Return a copy of every line in the data below that contains "this".

- Opening Delimiter -

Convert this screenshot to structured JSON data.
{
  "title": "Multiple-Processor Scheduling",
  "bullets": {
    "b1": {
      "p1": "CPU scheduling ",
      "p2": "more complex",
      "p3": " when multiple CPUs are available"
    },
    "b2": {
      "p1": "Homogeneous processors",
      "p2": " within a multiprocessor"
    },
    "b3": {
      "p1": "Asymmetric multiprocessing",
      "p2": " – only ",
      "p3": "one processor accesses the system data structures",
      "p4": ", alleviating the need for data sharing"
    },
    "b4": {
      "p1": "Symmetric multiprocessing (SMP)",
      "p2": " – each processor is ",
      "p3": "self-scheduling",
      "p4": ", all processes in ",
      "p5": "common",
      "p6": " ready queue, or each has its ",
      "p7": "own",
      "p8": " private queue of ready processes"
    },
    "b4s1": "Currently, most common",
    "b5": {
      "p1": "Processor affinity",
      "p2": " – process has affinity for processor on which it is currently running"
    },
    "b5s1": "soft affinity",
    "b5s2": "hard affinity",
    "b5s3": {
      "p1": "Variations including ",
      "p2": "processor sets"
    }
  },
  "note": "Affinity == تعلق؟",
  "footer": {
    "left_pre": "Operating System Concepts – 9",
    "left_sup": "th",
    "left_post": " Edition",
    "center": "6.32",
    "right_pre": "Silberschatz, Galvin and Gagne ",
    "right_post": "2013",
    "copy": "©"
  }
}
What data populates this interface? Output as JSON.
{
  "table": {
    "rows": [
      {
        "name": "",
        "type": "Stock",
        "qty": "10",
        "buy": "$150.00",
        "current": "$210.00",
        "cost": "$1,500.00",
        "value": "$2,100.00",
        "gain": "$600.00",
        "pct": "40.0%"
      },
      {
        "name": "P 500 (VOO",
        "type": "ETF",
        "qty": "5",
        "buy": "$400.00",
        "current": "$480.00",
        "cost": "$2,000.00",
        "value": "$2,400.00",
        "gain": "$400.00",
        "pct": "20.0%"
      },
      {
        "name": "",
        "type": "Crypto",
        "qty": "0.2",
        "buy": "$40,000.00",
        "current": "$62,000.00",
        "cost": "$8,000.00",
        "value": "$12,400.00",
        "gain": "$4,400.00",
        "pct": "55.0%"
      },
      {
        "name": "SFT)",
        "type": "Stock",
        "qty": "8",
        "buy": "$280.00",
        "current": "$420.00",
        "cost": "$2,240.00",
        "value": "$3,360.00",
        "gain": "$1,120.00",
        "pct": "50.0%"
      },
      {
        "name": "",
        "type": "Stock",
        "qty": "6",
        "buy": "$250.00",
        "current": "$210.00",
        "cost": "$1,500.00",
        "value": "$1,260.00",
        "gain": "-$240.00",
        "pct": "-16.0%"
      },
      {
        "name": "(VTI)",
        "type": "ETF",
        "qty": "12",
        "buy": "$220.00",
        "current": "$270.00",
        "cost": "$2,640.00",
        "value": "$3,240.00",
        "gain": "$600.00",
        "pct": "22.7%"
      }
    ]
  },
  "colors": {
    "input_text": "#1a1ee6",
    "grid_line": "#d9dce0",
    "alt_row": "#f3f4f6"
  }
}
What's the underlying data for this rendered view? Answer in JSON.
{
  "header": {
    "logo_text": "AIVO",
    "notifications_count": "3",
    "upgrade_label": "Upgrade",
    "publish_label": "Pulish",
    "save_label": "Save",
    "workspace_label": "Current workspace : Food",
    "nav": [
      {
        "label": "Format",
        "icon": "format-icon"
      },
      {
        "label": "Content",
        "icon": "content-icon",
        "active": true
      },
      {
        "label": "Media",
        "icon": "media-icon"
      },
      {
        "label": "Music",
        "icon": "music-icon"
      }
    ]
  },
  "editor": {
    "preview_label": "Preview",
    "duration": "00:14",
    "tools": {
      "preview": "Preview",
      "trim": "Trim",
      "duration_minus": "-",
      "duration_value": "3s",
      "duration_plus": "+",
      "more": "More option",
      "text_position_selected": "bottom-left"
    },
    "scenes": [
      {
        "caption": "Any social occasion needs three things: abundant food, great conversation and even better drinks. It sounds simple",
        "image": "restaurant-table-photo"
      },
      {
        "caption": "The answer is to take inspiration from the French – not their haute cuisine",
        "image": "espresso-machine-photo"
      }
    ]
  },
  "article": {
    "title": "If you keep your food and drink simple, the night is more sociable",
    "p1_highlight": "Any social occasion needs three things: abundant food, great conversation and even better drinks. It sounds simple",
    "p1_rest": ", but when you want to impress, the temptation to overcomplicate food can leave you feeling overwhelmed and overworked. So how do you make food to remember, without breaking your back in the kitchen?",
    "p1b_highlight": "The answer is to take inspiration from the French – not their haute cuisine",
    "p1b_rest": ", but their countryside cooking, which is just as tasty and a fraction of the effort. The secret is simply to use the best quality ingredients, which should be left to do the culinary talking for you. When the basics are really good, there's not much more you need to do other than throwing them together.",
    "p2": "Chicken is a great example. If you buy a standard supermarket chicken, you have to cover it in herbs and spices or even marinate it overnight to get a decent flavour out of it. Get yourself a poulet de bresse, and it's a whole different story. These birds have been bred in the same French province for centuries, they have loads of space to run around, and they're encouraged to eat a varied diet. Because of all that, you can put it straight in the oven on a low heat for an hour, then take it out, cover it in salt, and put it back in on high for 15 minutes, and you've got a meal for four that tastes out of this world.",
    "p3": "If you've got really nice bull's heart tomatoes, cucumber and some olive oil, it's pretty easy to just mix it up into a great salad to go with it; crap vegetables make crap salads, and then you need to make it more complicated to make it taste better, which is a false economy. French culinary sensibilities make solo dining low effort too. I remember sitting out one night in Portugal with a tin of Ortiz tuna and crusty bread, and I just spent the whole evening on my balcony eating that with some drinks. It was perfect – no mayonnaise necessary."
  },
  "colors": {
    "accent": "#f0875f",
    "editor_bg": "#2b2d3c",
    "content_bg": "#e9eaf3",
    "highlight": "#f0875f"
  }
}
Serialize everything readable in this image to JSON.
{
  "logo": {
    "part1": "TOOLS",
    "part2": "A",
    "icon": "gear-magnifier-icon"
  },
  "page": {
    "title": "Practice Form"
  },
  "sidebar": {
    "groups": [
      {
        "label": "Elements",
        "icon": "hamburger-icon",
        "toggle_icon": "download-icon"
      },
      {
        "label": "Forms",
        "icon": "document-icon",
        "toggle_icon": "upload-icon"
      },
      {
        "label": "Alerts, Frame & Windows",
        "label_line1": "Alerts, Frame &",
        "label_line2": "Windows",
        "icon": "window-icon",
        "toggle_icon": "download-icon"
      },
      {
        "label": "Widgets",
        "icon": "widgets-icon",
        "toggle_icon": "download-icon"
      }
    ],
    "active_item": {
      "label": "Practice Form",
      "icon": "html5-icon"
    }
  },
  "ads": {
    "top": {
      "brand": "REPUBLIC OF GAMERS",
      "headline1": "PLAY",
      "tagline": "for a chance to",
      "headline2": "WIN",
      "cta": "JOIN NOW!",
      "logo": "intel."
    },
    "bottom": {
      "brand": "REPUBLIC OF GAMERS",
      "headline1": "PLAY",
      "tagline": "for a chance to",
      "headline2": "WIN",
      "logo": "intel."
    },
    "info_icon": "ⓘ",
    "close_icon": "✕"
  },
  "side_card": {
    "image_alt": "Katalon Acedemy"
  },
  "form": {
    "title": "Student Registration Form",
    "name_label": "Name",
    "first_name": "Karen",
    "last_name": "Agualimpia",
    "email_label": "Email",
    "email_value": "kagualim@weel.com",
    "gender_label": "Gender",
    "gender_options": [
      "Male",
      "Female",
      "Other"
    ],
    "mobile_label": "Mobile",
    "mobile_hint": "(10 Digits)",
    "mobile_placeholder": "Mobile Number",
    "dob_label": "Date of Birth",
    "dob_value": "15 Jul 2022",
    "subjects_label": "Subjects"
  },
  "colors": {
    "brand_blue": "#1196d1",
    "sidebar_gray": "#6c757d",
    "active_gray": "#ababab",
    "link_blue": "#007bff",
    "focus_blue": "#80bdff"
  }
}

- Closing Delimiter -

Exercise output:
Convert this screenshot to structured JSON data.
What data populates this interface? Output as JSON.
What's the underlying data for this rendered view? Answer in JSON.
    "p2": "Chicken is a great example. If you buy a standard supermarket chicken, you have to cover it in herbs and spices or even marinate it overnight to get a decent flavour out of it. Get yourself a poulet de bresse, and it's a whole different story. These birds have been bred in the same French province for centuries, they have loads of space to run around, and they're encouraged to eat a varied diet. Because of all that, you can put it straight in the oven on a low heat for an hour, then take it out, cover it in salt, and put it back in on high for 15 minutes, and you've got a meal for four that tastes out of this world.",
Serialize everything readable in this image to JSON.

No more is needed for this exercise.